There are many groups in charge of marketing Kansas City. We are proud to work with several of them, including The Kansas City Area Development Council (KCADC), Greater Kansas City Chamber of Commerce, The Kansas City Convention & Visitors Association (KCCVA), amongst others. As one group representing the brand image of Kansas City, KCCVA wanted to capitalize on this great media attention and highlight the revitalization of Kansas City by enhancing its brand image and revamping its mission statement. KCCVA did just that last week when it revealed a new tourism brand and logo at its 2012 Annual Meeting. The new brand includes a new logo, identity and mission “to ignite global passion for visiting Kansas City.”
KCCVA’s new brand is not simply a logo, but rather an overall message to promote and elevate Kansas City’s status as a prime spot for conventions, meetings, tour groups, business travel and leisure travel. Tourism is vitally important to Kansas City, contributing jobs, tax dollars and a better quality of life for all of us who call this city home. In 2010, tourism generated $135 million in state taxes and $179 million in local taxes.
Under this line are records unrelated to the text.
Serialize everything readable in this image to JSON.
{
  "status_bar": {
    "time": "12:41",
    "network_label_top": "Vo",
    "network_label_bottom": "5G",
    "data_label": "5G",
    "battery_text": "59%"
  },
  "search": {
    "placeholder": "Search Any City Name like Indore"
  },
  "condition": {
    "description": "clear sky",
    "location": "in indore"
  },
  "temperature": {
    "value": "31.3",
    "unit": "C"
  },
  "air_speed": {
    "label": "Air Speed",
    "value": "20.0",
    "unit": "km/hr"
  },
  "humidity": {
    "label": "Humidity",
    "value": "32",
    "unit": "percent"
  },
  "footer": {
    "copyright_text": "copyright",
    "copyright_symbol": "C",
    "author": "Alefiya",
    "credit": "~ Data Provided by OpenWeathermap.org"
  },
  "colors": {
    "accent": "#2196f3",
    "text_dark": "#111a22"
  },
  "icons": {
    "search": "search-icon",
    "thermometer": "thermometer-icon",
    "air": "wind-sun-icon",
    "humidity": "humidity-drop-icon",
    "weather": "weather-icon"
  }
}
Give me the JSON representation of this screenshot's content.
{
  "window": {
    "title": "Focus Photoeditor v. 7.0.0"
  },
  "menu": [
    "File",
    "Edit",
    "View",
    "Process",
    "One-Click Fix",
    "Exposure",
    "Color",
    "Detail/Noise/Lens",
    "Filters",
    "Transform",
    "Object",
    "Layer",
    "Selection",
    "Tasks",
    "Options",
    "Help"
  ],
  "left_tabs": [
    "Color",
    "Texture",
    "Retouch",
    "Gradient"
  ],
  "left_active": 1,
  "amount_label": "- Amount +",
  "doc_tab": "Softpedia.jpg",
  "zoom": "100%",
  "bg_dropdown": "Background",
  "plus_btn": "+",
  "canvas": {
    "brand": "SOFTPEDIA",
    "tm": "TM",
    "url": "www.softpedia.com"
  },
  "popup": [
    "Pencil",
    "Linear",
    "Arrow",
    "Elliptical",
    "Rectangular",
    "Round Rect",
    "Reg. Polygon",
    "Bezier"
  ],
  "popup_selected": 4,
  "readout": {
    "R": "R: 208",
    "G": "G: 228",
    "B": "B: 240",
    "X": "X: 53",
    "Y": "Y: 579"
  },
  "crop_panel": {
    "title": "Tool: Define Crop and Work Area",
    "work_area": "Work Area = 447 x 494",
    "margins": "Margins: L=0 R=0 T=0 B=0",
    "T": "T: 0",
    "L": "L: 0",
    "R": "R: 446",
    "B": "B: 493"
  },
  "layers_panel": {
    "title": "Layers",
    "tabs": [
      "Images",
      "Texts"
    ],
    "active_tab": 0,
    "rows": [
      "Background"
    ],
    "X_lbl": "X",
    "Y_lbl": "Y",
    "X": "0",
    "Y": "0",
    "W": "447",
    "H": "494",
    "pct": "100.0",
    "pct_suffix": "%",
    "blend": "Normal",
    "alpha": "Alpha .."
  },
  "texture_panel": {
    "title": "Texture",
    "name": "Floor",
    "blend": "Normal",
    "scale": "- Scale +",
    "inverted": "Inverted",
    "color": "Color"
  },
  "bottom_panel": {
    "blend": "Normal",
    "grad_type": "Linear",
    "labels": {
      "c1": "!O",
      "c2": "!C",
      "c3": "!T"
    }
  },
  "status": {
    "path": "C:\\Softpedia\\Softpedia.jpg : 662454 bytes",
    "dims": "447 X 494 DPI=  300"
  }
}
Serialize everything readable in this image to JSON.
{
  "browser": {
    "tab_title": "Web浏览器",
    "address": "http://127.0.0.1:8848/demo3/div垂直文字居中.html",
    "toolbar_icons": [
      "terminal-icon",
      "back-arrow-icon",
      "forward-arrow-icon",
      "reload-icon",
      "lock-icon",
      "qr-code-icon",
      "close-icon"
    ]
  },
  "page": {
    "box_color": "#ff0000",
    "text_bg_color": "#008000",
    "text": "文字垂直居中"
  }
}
Tourism also sustains more than 45,000 jobs throughout the Greater Kansas City area.
We as Kansas Citians need to work together to promote the brand of KC and share all of the wonderful things this city has to offer not only nationally, but also globally in 2012.Tagged Community, Design, Greater Kansas City Chamber of Commerce, Kansas City, KCADC, KCCVA, Marketing, Meg Schulte, Morningstar Communications, Rebranding, Willoughby Design
For the last few years KC Business magazine has recognized “Rising Stars.” It’s an amazing group of professionals who have really made a mark on the Kansas City business community.
I was honored to be included in the 2012 Rising Stars class with 33 others. Each of the individuals has done amazing things in their career and in the community.
The biggest take away of the lovely reception was the true commitment each of us has to Kansas City. It is our time to set the stage for the next round of growth and development in our community. It is a delightful responsibility and privilege to continue to work to make Kansas City a great place to grow in career and life.
Take a few minutes to read the profiles of each of the Rising Stars, there is an abundance of talent in our area in so many industries and organizations. Kudos to each of the Rising Stars. Can’t wait to see what everyone does next.Tagged Kansas City, KC Business magazine, Morningstar Communications, Rachel Spear, Rising Stars